Why We Ride Dusk to Dawn: Evening Sounds

"Shhhh.  You hear that?"

It didn't need to be said; we hear it.  The frogs.  They're making a racket.  They always seem to after the sun goes down.  They're in the distance so we can hear non-frog communications, too.

We just rolled out of the wooded trail into an unkempt grassy field.  We four, on the Dusk to Dawn ride.  We've stopped to take in the visual.  A partial moon low in the sky, the moonbeams show the rough treeline in the distance.  The sky is cloudy and that makes the landscape glow.  But what's most consuming, right now, are the sounds.

The tall grass whispers to us that there's a slight breeze tonight.  The air feels good and smells of summer.  This all calms the scene.

It's so quiet we can hear critters slowly eating the fallen leaves.  So much life, hidden from our eyes -- but not our ears.

A teammate's slightly labored breathing rises in the soundscape.  We had been picking up the pace because the Dutodari dinner-breakfast is calling to us.  It's only about four miles away; we can almost smell the burgers.  The growling of someone's stomach gets our group to chuckle, breaking the evening trance.

We stop ourselves, and listen to the almost silence once more.  The call of promised food is too strong.  It's time to roll through the next dirt sector.  Onward to the Dusk to Dawn meal.

We look forward to seeing everyone there.

This is why we ride.

Is Night Riding The Best Riding?

Why is mixed-terrain night riding so good?  The list is long and probably personal.  Here are some of the reasons we search for the night rides:

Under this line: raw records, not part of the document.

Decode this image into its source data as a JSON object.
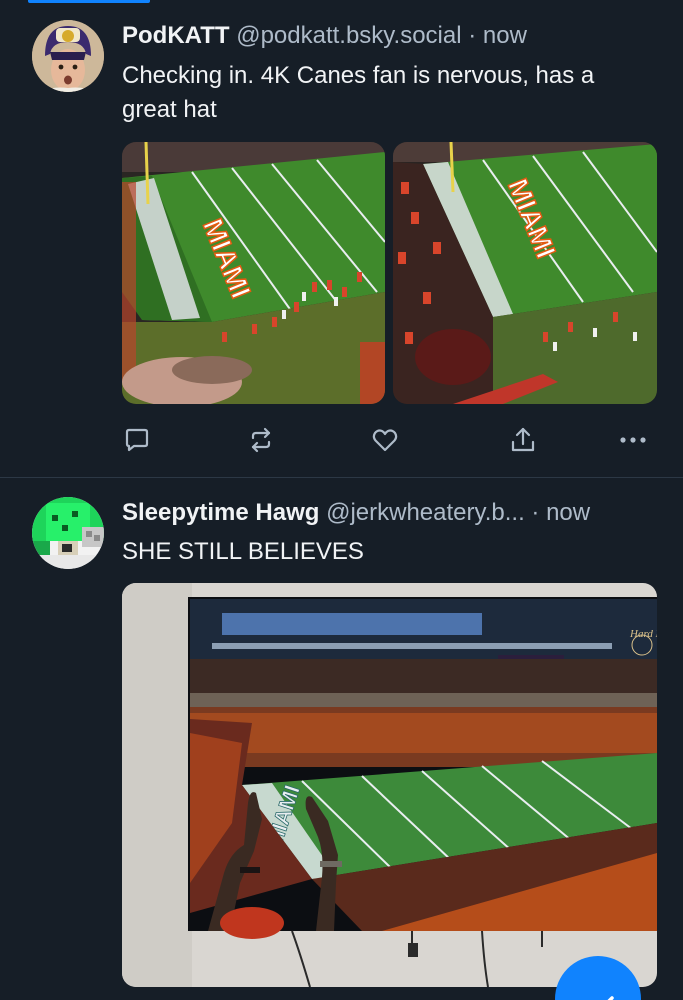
{
  "posts": [
    {
      "author": {
        "display_name": "PodKATT",
        "handle": "@podkatt.bsky.social",
        "avatar_icon": "avatar-player-in-helmet"
      },
      "separator": "·",
      "timestamp": "now",
      "text": "Checking in. 4K Canes fan is nervous, has a great hat",
      "images": [
        {
          "end_zone_text": "MIAMI",
          "icon": "stadium-end-zone-photo"
        },
        {
          "end_zone_text": "MIAMI",
          "icon": "stadium-end-zone-photo"
        }
      ],
      "actions": [
        "reply-icon",
        "repost-icon",
        "like-icon",
        "share-icon",
        "more-icon"
      ]
    },
    {
      "author": {
        "display_name": "Sleepytime Hawg",
        "handle": "@jerkwheatery.b...",
        "avatar_icon": "avatar-green-pixel-art"
      },
      "separator": "·",
      "timestamp": "now",
      "text": "SHE STILL BELIEVES",
      "images": [
        {
          "end_zone_text": "MIAMI",
          "icon": "tv-stadium-photo"
        }
      ]
    }
  ],
  "colors": {
    "background": "#161e27",
    "divider": "#2c3845",
    "secondary_text": "#aebbc9",
    "icon": "#aebbc9",
    "accent": "#1083fe"
  },
  "fab": {
    "icon": "compose-icon"
  }
}
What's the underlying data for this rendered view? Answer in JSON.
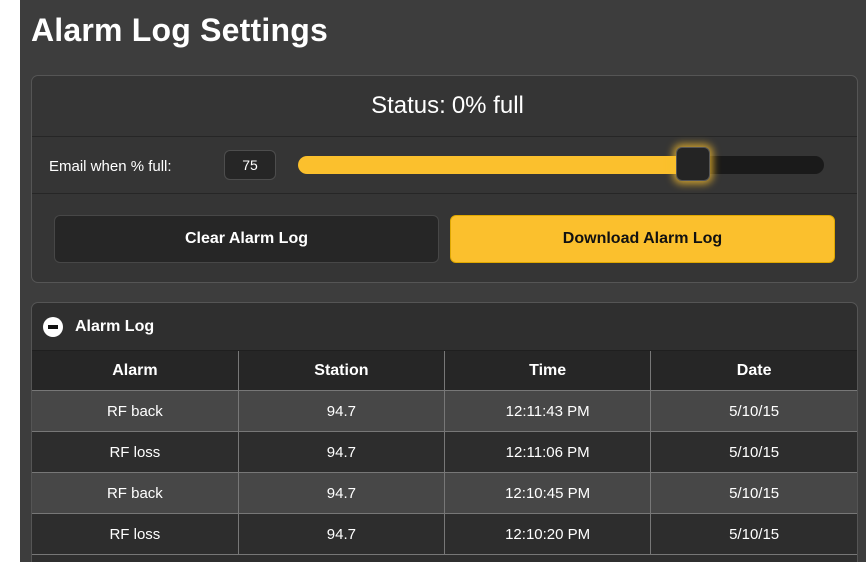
{
  "page": {
    "title": "Alarm Log Settings"
  },
  "settings": {
    "status_label": "Status:",
    "status_value": "0% full",
    "email_label": "Email when % full:",
    "email_threshold": "75",
    "slider_percent": 75,
    "accent_color": "#fbc02d"
  },
  "buttons": {
    "clear_label": "Clear Alarm Log",
    "download_label": "Download Alarm Log"
  },
  "log": {
    "title": "Alarm Log",
    "collapse_icon": "minus-circle-icon",
    "columns": [
      "Alarm",
      "Station",
      "Time",
      "Date"
    ],
    "rows": [
      [
        "RF back",
        "94.7",
        "12:11:43 PM",
        "5/10/15"
      ],
      [
        "RF loss",
        "94.7",
        "12:11:06 PM",
        "5/10/15"
      ],
      [
        "RF back",
        "94.7",
        "12:10:45 PM",
        "5/10/15"
      ],
      [
        "RF loss",
        "94.7",
        "12:10:20 PM",
        "5/10/15"
      ]
    ]
  }
}
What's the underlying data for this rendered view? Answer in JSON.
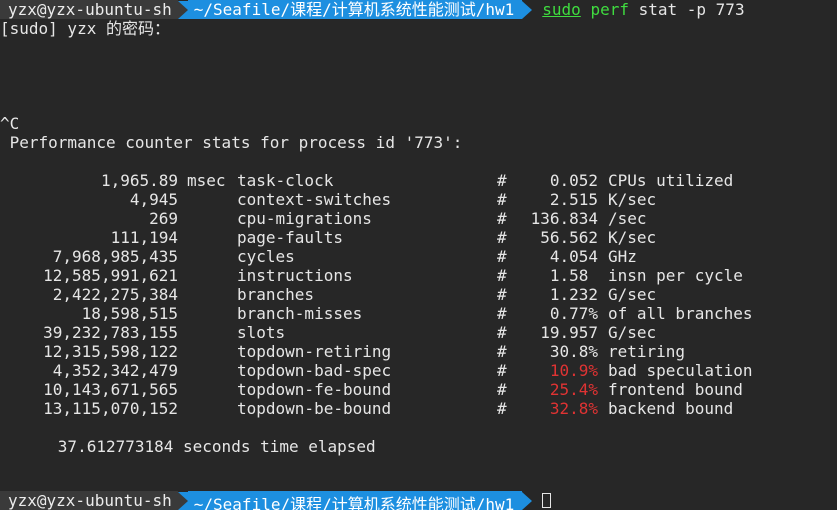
{
  "prompt": {
    "user_host": "yzx@yzx-ubuntu-sh",
    "path": "~/Seafile/课程/计算机系统性能测试/hw1",
    "cmd_sudo": "sudo",
    "cmd_perf": "perf",
    "cmd_args": "stat -p 773"
  },
  "sudo_prompt": "[sudo] yzx 的密码：",
  "interrupt": "^C",
  "header": " Performance counter stats for process id '773':",
  "stats": [
    {
      "value": "1,965.89",
      "unit": "msec",
      "event": "task-clock",
      "hash": "#",
      "metric": "0.052",
      "metric_text": "CPUs utilized",
      "highlight": false
    },
    {
      "value": "4,945",
      "unit": "",
      "event": "context-switches",
      "hash": "#",
      "metric": "2.515",
      "metric_text": "K/sec",
      "highlight": false
    },
    {
      "value": "269",
      "unit": "",
      "event": "cpu-migrations",
      "hash": "#",
      "metric": "136.834",
      "metric_text": "/sec",
      "highlight": false
    },
    {
      "value": "111,194",
      "unit": "",
      "event": "page-faults",
      "hash": "#",
      "metric": "56.562",
      "metric_text": "K/sec",
      "highlight": false
    },
    {
      "value": "7,968,985,435",
      "unit": "",
      "event": "cycles",
      "hash": "#",
      "metric": "4.054",
      "metric_text": "GHz",
      "highlight": false
    },
    {
      "value": "12,585,991,621",
      "unit": "",
      "event": "instructions",
      "hash": "#",
      "metric": "1.58 ",
      "metric_text": "insn per cycle",
      "highlight": false
    },
    {
      "value": "2,422,275,384",
      "unit": "",
      "event": "branches",
      "hash": "#",
      "metric": "1.232",
      "metric_text": "G/sec",
      "highlight": false
    },
    {
      "value": "18,598,515",
      "unit": "",
      "event": "branch-misses",
      "hash": "#",
      "metric": "0.77%",
      "metric_text": "of all branches",
      "highlight": false
    },
    {
      "value": "39,232,783,155",
      "unit": "",
      "event": "slots",
      "hash": "#",
      "metric": "19.957",
      "metric_text": "G/sec",
      "highlight": false
    },
    {
      "value": "12,315,598,122",
      "unit": "",
      "event": "topdown-retiring",
      "hash": "#",
      "metric": "30.8%",
      "metric_text": "retiring",
      "highlight": false
    },
    {
      "value": "4,352,342,479",
      "unit": "",
      "event": "topdown-bad-spec",
      "hash": "#",
      "metric": "10.9%",
      "metric_text": "bad speculation",
      "highlight": true
    },
    {
      "value": "10,143,671,565",
      "unit": "",
      "event": "topdown-fe-bound",
      "hash": "#",
      "metric": "25.4%",
      "metric_text": "frontend bound",
      "highlight": true
    },
    {
      "value": "13,115,070,152",
      "unit": "",
      "event": "topdown-be-bound",
      "hash": "#",
      "metric": "32.8%",
      "metric_text": "backend bound",
      "highlight": true
    }
  ],
  "elapsed": "      37.612773184 seconds time elapsed",
  "colors": {
    "background": "#272727",
    "user_segment": "#3a3a3a",
    "path_segment": "#1d8fe0",
    "command": "#3fdc3f",
    "highlight": "#e03333"
  }
}
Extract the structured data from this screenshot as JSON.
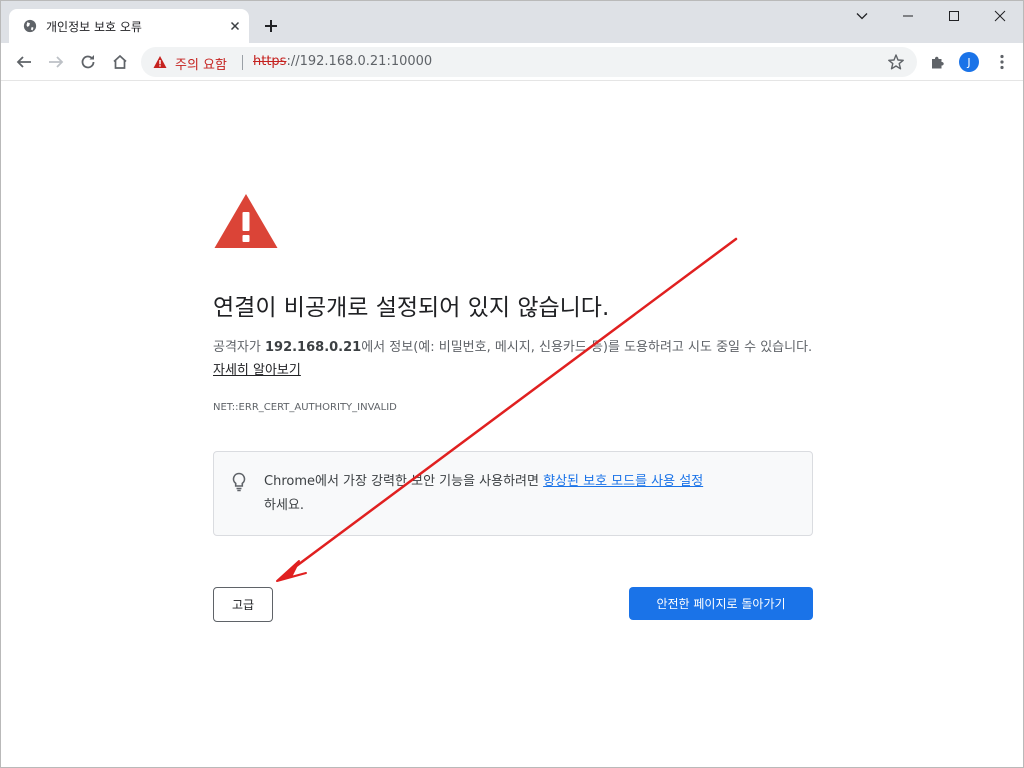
{
  "tab": {
    "title": "개인정보 보호 오류",
    "favicon": "globe-icon"
  },
  "omnibox": {
    "warning_label": "주의 요함",
    "url_scheme": "https",
    "url_rest": "://192.168.0.21:10000"
  },
  "profile": {
    "initial": "J",
    "color": "#1a73e8"
  },
  "interstitial": {
    "heading": "연결이 비공개로 설정되어 있지 않습니다.",
    "desc_prefix": "공격자가 ",
    "desc_host": "192.168.0.21",
    "desc_suffix": "에서 정보(예: 비밀번호, 메시지, 신용카드 등)를 도용하려고 시도 중일 수 있습니다. ",
    "learn_more": "자세히 알아보기",
    "error_code": "NET::ERR_CERT_AUTHORITY_INVALID",
    "safe_prefix": "Chrome에서 가장 강력한 보안 기능을 사용하려면 ",
    "safe_link": "향상된 보호 모드를 사용 설정",
    "safe_suffix": "하세요.",
    "advanced_label": "고급",
    "back_label": "안전한 페이지로 돌아가기"
  },
  "colors": {
    "warning_red": "#db4437",
    "primary_blue": "#1a73e8",
    "annotation_arrow": "#e02020"
  }
}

  1. You have all the trails to yourself.  No hikers, no dogs, no horses.  It's you and the trail.  Probably a lot of bunnies.  And maybe a co-rider or two.
  2. The trails are quiet and meditative.  Everything feels more peaceful at night.  Everything is calmer.  You can hear your breath.  It's unlike any day ride.  
  3. The trails you've ridden 100 times feel completely new.  The stream next to the trail speaks a lot louder; that drop-off feels a lot steeper; the slalom through the trees feels a lot tighter.
  4. Focus.  While life is quieter, there's a lot more need for rider focus.  Depth of field, shadow play, and tunnel vision all require heightened attention compared to a sunshine ride.  It's a good kind of focus.
  5. You have the roads to yourself.  Not only do you get the trails to yourself, the paved roads are deserted.  Rarely will you see a motorized vehicle.
  6. Cooler temperatures.  In New England, in the summer, the temperature can drop by 10-15 degrees when the sun goes down.  That's almost the perfect temperature for any ride.
  7. You are highly visible.  Motorized vehicles will see you really easily and give you wider berth that daytime riding.
  8. No blind intersections.  You can see cars before you might hear them; headlights are hard to miss. 
  9. You can easily keep track of your co-riders.  You're unlikely to lose anyone because visibility is so high.
  10. Bonding time with your co-riders.  We rarely ride the night solo.  It's always wise to have a partner or two; just like on any offroad ride -- the world is not predictable and that's part of the point.  We bond even without speaking.  There's something about riding trails, light behind light behind light, that brings riders together.
  11. Fewer insects.  It's bedtime for most mammals so the flies aren't looking for food.  Wondrous.

We could go on and on.  Why do you ride the night?

Sunset - Twilight - Dusk - Night

The Dusk to Dawn Ride begins at sunset.  This is just the beginning of a long procession to the dark. 

The passage from day to night is a process - not an event.  Nothing is ever simple about the transition from light to dark.  It’s never black and white.

These are the four most common aspects of the transition from light to night are:

  • Sunset is the moment when the top most surface of the sun dips under the horizon.
  • Twilight is the time between sunset and dusk.
  • Dusk is the moment when the sun reaches 18 degrees below the horizon.
  • Night begins when twilight ends.

And of course there are three layers of dusk.  More on this later.